Your task is to print all of the data word for word.

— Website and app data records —
● ● ● ● ● ● ●
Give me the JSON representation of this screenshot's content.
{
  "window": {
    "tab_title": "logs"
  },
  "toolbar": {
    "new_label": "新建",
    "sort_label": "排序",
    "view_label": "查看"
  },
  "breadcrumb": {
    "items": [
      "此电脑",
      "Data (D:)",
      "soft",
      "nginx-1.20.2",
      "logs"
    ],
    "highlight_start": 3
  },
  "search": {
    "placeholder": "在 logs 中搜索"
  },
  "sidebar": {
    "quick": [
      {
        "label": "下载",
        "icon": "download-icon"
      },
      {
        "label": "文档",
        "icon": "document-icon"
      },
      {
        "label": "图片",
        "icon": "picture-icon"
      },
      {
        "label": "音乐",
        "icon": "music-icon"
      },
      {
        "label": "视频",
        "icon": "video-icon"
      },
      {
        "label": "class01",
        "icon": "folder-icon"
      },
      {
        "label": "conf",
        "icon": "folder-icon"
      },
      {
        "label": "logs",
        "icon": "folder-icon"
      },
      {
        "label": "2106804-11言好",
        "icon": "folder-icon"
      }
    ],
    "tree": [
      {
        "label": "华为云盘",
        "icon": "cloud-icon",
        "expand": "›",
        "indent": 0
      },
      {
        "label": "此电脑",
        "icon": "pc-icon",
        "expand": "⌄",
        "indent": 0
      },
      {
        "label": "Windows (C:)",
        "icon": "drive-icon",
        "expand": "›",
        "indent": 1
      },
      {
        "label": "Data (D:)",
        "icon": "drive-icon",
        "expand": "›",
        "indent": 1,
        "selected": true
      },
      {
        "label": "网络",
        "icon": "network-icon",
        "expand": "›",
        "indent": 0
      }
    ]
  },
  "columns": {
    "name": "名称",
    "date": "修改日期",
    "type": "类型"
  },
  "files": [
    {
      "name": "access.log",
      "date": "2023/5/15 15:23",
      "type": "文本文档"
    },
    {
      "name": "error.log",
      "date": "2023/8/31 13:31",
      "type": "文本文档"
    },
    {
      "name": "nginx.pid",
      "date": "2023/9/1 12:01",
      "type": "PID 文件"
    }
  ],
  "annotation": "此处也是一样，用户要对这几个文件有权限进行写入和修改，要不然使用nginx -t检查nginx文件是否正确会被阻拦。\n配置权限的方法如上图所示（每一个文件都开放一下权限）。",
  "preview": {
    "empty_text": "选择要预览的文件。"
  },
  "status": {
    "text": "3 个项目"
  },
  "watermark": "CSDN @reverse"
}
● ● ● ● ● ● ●
— ANSWER FOR THE TASK —
Give me the JSON representation of this screenshot's content.
{
  "window": {
    "tab_title": "logs"
  },
  "toolbar": {
    "new_label": "新建",
    "sort_label": "排序",
    "view_label": "查看"
  },
  "breadcrumb": {
    "items": [
      "此电脑",
      "Data (D:)",
      "soft",
      "nginx-1.20.2",
      "logs"
    ],
    "highlight_start": 3
  },
  "search": {
    "placeholder": "在 logs 中搜索"
  },
  "sidebar": {
    "quick": [
      {
        "label": "下载",
        "icon": "download-icon"
      },
      {
        "label": "文档",
        "icon": "document-icon"
      },
      {
        "label": "图片",
        "icon": "picture-icon"
      },
      {
        "label": "音乐",
        "icon": "music-icon"
      },
      {
        "label": "视频",
        "icon": "video-icon"
      },
      {
        "label": "class01",
        "icon": "folder-icon"
      },
      {
        "label": "conf",
        "icon": "folder-icon"
      },
      {
        "label": "logs",
        "icon": "folder-icon"
      },
      {
        "label": "2106804-11言好",
        "icon": "folder-icon"
      }
    ],
    "tree": [
      {
        "label": "华为云盘",
        "icon": "cloud-icon",
        "expand": "›",
        "indent": 0
      },
      {
        "label": "此电脑",
        "icon": "pc-icon",
        "expand": "⌄",
        "indent": 0
      },
      {
        "label": "Windows (C:)",
        "icon": "drive-icon",
        "expand": "›",
        "indent": 1
      },
      {
        "label": "Data (D:)",
        "icon": "drive-icon",
        "expand": "›",
        "indent": 1,
        "selected": true
      },
      {
        "label": "网络",
        "icon": "network-icon",
        "expand": "›",
        "indent": 0
      }
    ]
  },
  "columns": {
    "name": "名称",
    "date": "修改日期",
    "type": "类型"
  },
  "files": [
    {
      "name": "access.log",
      "date": "2023/5/15 15:23",
      "type": "文本文档"
    },
    {
      "name": "error.log",
      "date": "2023/8/31 13:31",
      "type": "文本文档"
    },
    {
      "name": "nginx.pid",
      "date": "2023/9/1 12:01",
      "type": "PID 文件"
    }
  ],
  "annotation": "此处也是一样，用户要对这几个文件有权限进行写入和修改，要不然使用nginx -t检查nginx文件是否正确会被阻拦。\n配置权限的方法如上图所示（每一个文件都开放一下权限）。",
  "preview": {
    "empty_text": "选择要预览的文件。"
  },
  "status": {
    "text": "3 个项目"
  },
  "watermark": "CSDN @reverse"
}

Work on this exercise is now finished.